But wait! Apparently Abbot was an Anglican minister—“Boring as hell,” I hear you saying—who viewed himself as a kind of prophet! So this book must be a kind of allegory, like the pieces that Jonathan Swift and William Blake write. A math allegory. A weird, spiritually suspect, math allegory. So, kind of fun? I don’t know what you want me to say here; I can’t stop reading it at this point—one of my biggest rules for this column is that I have to actually read every book. And yes, I know that I made up that rule and this is the first column and I could go back and retroactively change it, but that would make me feel like a cheater. Essentially, what I’m trying to say about Flatland is, it’s going to be that kind of book.

With books like this, tone carries the day when excitement fails. I’ve found that by switching my internal reading voice to a jovial-yet-scholarly old British man, this kind of book flies past. The book stays reader-friendly even when Abbot is writing about the finer points of how Flatland’s society operates. Imagine it this way: you are drinking brandy and smoking pipes with C.S. Lewis in a pub, by a fire, on a rainy afternoon. Lewis decides to tell you about his latest etymological research into the nuances of some Greek and Latin words. Sure, the talk may not be the most exciting thing in the world, but his pleasant voice and the warm surroundings are more than enough to keep you there. Reading this book is similar to that. Now I want a pipe.

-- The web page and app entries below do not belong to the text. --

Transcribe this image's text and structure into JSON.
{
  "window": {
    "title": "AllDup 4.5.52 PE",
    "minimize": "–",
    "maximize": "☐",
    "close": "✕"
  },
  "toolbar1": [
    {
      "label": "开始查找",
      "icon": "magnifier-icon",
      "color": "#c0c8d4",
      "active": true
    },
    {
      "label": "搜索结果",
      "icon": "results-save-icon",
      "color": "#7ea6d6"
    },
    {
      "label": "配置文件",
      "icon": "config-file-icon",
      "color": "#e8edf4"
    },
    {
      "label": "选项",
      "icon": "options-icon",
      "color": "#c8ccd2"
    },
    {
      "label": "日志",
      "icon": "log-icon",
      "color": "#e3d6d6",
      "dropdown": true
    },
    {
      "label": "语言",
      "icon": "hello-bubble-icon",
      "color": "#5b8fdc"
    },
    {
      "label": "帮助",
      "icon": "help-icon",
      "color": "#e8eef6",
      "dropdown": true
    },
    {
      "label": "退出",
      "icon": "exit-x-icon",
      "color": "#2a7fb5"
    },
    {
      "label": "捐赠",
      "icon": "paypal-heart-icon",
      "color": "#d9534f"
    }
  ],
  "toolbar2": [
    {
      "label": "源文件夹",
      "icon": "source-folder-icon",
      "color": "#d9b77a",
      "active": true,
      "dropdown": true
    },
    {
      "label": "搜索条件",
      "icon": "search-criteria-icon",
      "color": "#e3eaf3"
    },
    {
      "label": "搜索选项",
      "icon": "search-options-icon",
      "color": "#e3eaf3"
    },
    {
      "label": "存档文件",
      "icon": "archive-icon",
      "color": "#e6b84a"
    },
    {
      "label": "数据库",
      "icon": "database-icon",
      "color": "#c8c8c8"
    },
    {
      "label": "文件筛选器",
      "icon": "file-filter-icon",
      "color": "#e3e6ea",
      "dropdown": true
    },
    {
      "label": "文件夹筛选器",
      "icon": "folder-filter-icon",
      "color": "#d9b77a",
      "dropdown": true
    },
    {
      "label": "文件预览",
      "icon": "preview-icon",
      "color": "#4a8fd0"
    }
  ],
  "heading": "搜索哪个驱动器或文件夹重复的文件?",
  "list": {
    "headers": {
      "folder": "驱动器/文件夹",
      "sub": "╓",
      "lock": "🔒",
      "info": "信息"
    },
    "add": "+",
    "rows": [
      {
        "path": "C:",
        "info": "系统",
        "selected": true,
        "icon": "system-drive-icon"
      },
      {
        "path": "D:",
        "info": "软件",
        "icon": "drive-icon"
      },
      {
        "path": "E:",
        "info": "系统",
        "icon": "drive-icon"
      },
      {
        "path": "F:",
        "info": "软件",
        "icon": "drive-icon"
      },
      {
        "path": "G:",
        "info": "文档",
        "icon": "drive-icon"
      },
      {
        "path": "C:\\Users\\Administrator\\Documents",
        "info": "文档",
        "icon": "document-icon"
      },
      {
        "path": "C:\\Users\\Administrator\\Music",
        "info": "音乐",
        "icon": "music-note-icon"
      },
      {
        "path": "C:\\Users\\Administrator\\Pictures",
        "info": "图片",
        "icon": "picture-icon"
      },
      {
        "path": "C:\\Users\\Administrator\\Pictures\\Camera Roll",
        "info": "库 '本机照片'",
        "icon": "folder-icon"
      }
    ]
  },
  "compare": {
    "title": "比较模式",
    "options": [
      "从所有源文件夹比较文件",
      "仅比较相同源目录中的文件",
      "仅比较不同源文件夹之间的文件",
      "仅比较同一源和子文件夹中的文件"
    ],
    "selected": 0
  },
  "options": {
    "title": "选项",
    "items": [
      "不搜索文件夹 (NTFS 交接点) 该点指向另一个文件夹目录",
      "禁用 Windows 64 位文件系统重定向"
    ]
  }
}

Let’s get straight into it. The plot, whatever there is of it, revolves around a Mr. A. Square (get it?) who is completely two dimensional, and everyone else (ranging from triangles to hexagons to near-circles) in his world is completely flat, too. Square is visited by a sphere from Spaceland, who comes only once every millennium to reveal the gospel of the third dimension. The rest of the book is an account of how Square is completely unsuccessful in his attempts to convert the other shapes, and ends up in prison. Sad, right? Well, it would be, if the characters weren’t so…two dimensional. Rim shot!

Okay, so the book is seriously lacking in plot, which a novel doesn’t necessarily need, as long as it has ideas. And does this book have ideas! Chief among these, I would claim, is, don’t be an arrogant jerk. See, in the course of the rest of the book, Square travels to both Pointland and Lineland (the lands of no dimensions or just one) and laughs at the ignorance of their inhabitants. He has a conversation with the king of Lineland, and the upshot of this is, “It seemed that the poor ignorant Monarch—as he called himself—was persuaded that the straight line which he called his Kingdom, and in which he passed his existence, constituted the whole of the world, and indeed the whole of space” (101). Do you see where this is going? For a major part of the book, Square can’t even fathom the existence of a third dimension. Now, expand that progression a little further, to the inhabitants of the third dimension (us), who can’t fathom the existence of a fourth dimension, and you start to grasp the power of this idea. The argument that we are small and limited in our knowledge is a convincing one, and Abbot makes a great case for there being something more out there.

At the same time, this is a good book for our new modern age, because it doesn’t give us easy answers; while it makes the argument for something bigger than us being out there, it neglects to tell us what that something more is. This might be a weakness of the book—the incompleteness of Abbot’s arguments and metaphors—but the base idea is a hard one to refute.

So, angles! Points! Lines! Progressions! If I keep using exclamation points, it will all sound exciting. The fact that Abbot makes the book even a little entertaining is a testament to his skill. This is a guy who knows how to make a point. And a line. And an angle…

All that said, I recommend this book. After all, it’s only about 160 pages sopping wet, so what do you have to lose? And if it hits you at the right point in your life, it could be very influential, though hopefully not in the bad way, which of course I mean as the way that makes you want to become a mathematician.